I didn’t hate it. I was interested in everything. I even went to abacus cram school [*5].

It’s all about being organised, isn’t it?
I liked numbers. Back then I was god at maths.

So, was it a dramatic change when you entered middle school?
It was (dry smile). That was around the time when the hierarchical order was born, especially between the boys. More of us went our separate ways. Having said that, a lot of people also started mingling with others. I’d get along well with these people and talk with the gloomy, quiet kids too. I didn’t discriminate.

Doesn’t that mean that you were associated with both groups?
Yeah. I didn’t have a guitar at home, so up until the first year of middle school we’d join the baseball club together. We were in shape from practicing all summer. It was difficult so we thought it was lame at the time. I didn’t really care for studying either then. But it was around that time that I started listening to music. I really got into bands like Luna Sea, Glay and L’arc en Ciel. It was usually that and JPop. I listened to everything then.

So, you broke free from both baseball and study. Were your sights set on music then?
Yeah. I started collecting CDs and magazines. I had an acoustic guitar at home so I’d play Yuzu, 19 and Mister Children with my friend.
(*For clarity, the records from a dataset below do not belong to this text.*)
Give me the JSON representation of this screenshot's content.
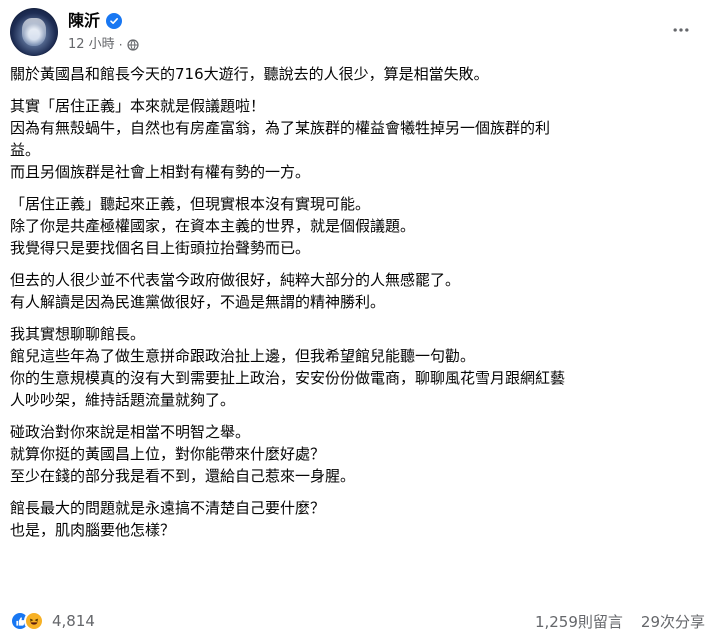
{
  "header": {
    "name": "陳沂",
    "time": "12 小時",
    "separator": "·"
  },
  "body": {
    "paragraphs": [
      [
        "關於黃國昌和館長今天的716大遊行，聽說去的人很少，算是相當失敗。"
      ],
      [
        "其實「居住正義」本來就是假議題啦！",
        "因為有無殼蝸牛，自然也有房產富翁，為了某族群的權益會犧牲掉另一個族群的利",
        "益。",
        "而且另個族群是社會上相對有權有勢的一方。"
      ],
      [
        "「居住正義」聽起來正義，但現實根本沒有實現可能。",
        "除了你是共產極權國家，在資本主義的世界，就是個假議題。",
        "我覺得只是要找個名目上街頭拉抬聲勢而已。"
      ],
      [
        "但去的人很少並不代表當今政府做很好，純粹大部分的人無感罷了。",
        "有人解讀是因為民進黨做很好，不過是無謂的精神勝利。"
      ],
      [
        "我其實想聊聊館長。",
        "館兒這些年為了做生意拼命跟政治扯上邊，但我希望館兒能聽一句勸。",
        "你的生意規模真的沒有大到需要扯上政治，安安份份做電商，聊聊風花雪月跟網紅藝",
        "人吵吵架，維持話題流量就夠了。"
      ],
      [
        "碰政治對你來說是相當不明智之舉。",
        "就算你挺的黃國昌上位，對你能帶來什麼好處？",
        "至少在錢的部分我是看不到，還給自己惹來一身腥。"
      ],
      [
        "館長最大的問題就是永遠搞不清楚自己要什麼？",
        "也是，肌肉腦要他怎樣？"
      ]
    ]
  },
  "footer": {
    "reaction_count": "4,814",
    "comments": "1,259則留言",
    "shares": "29次分享"
  },
  "icons": [
    "verified-icon",
    "globe-icon",
    "more-options-icon",
    "like-reaction-icon",
    "haha-reaction-icon"
  ],
  "colors": {
    "accent": "#1877f2",
    "muted": "#65676b",
    "text": "#050505"
  }
}
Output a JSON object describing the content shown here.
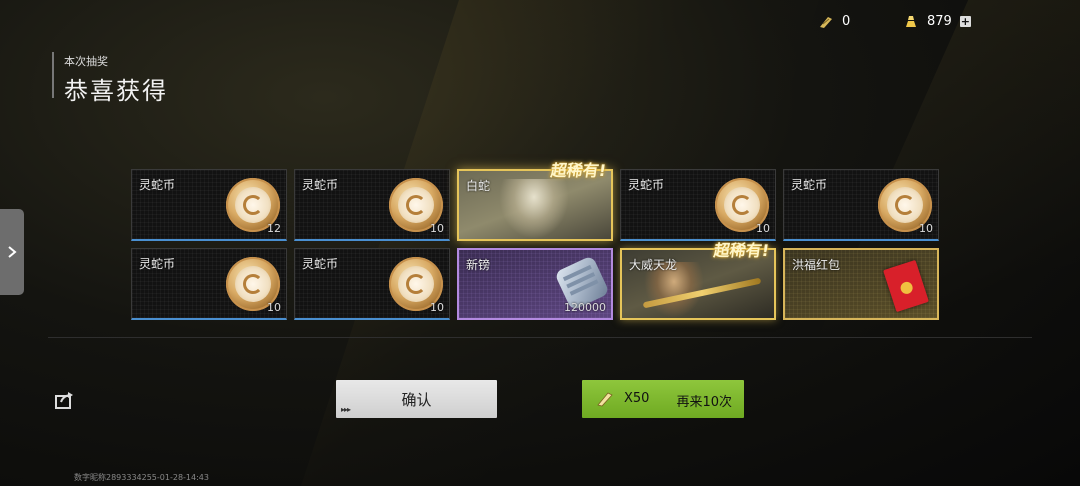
{
  "currency": {
    "ticket_count": "0",
    "gold_count": "879",
    "plus_symbol": "+"
  },
  "header": {
    "subtitle": "本次抽奖",
    "title": "恭喜获得"
  },
  "cards": [
    {
      "name": "灵蛇币",
      "count": "12"
    },
    {
      "name": "灵蛇币",
      "count": "10"
    },
    {
      "name": "白蛇",
      "count": "",
      "tag": "超稀有!"
    },
    {
      "name": "灵蛇币",
      "count": "10"
    },
    {
      "name": "灵蛇币",
      "count": "10"
    },
    {
      "name": "灵蛇币",
      "count": "10"
    },
    {
      "name": "灵蛇币",
      "count": "10"
    },
    {
      "name": "新镑",
      "count": "120000"
    },
    {
      "name": "大威天龙",
      "count": "",
      "tag": "超稀有!"
    },
    {
      "name": "洪福红包",
      "count": ""
    }
  ],
  "buttons": {
    "confirm_label": "确认",
    "again_multiplier": "X50",
    "again_label": "再来10次",
    "dots": "▸▸▸"
  },
  "footer": {
    "id_text": "数字昵称2893334255-01-28-14:43"
  },
  "colors": {
    "accent_green": "#8ec63c",
    "rare_gold": "#e6c55a",
    "purple": "#b38ae0",
    "blue_underline": "#4a8fd0"
  },
  "icons": {
    "ticket": "ticket-icon",
    "gold": "gold-bars-icon",
    "share": "share-icon",
    "side_arrow": "chevron-right-icon"
  }
}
Translator's Notes:

[*1]「森のくまさん」in Japanese. I’m guessing it’s a song along the same lines.

[*2] A type of perm popular with Japanese men. It was once associated with Yakuza and other hardcore types before being assimilated into popular fashion.

[*3] A term of endearment used by fans of singer songwriter Yazawa Eikichi. 

[*4] About 10 – 12 square metres.

[*5] Cram schools are private schools for extra study after normal school hours. Despite the increasing use of calculators, most Japanese prefer to use abacuses for simple maths calculations. A lot of kids go to cram school to learn how to use abacuses properly. 


  1. Thanks for translating! I never knew anything of Shuu's history, in a way I like reading this because I can identify with him much more now.

  2. You're welcome! I'm glad you enjoyed it. I liked finding out more about him too, he never talks about himself so it's interesting to see his background.